++++ SOURCE DATA
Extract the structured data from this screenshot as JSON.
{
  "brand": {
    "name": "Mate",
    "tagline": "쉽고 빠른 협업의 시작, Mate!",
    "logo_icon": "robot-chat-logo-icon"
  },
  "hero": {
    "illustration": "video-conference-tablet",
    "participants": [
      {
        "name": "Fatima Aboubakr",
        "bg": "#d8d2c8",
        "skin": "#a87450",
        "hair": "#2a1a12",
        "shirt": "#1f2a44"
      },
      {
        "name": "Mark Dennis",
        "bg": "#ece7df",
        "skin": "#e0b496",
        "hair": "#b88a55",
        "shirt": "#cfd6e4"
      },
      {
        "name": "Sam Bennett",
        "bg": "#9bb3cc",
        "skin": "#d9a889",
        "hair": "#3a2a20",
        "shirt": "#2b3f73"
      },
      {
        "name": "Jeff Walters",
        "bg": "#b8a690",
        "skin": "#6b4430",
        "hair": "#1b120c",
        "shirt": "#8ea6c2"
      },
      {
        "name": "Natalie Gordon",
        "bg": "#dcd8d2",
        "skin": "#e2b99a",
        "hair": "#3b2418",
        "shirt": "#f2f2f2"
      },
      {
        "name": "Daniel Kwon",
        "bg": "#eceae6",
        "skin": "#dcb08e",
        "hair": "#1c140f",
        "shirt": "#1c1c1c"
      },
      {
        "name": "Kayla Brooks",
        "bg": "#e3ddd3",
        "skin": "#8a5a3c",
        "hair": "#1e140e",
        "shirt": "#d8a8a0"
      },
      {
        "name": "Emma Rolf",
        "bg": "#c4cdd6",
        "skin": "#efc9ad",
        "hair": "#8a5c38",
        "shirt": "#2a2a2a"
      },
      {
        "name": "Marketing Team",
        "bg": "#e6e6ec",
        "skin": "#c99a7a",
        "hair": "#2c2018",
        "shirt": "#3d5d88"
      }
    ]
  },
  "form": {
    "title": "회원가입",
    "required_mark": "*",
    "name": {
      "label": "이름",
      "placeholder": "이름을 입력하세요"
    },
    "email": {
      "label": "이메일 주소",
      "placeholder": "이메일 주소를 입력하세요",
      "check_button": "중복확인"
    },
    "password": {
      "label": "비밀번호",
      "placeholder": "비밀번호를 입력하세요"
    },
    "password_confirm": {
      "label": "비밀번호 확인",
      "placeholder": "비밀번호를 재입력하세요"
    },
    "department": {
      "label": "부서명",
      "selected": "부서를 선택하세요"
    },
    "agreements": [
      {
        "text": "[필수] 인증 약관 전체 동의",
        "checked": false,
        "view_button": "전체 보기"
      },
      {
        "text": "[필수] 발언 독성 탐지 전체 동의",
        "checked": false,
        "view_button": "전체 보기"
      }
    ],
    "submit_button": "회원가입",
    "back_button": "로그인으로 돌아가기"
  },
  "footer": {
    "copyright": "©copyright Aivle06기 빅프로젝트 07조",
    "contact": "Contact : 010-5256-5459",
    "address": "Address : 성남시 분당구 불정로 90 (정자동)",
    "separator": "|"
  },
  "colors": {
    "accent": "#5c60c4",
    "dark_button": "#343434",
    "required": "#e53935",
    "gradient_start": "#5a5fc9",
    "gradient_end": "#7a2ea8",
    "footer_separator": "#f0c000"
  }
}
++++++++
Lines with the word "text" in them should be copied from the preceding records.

**TASK ANSWER:**
        "text": "[필수] 인증 약관 전체 동의",
        "text": "[필수] 발언 독성 탐지 전체 동의",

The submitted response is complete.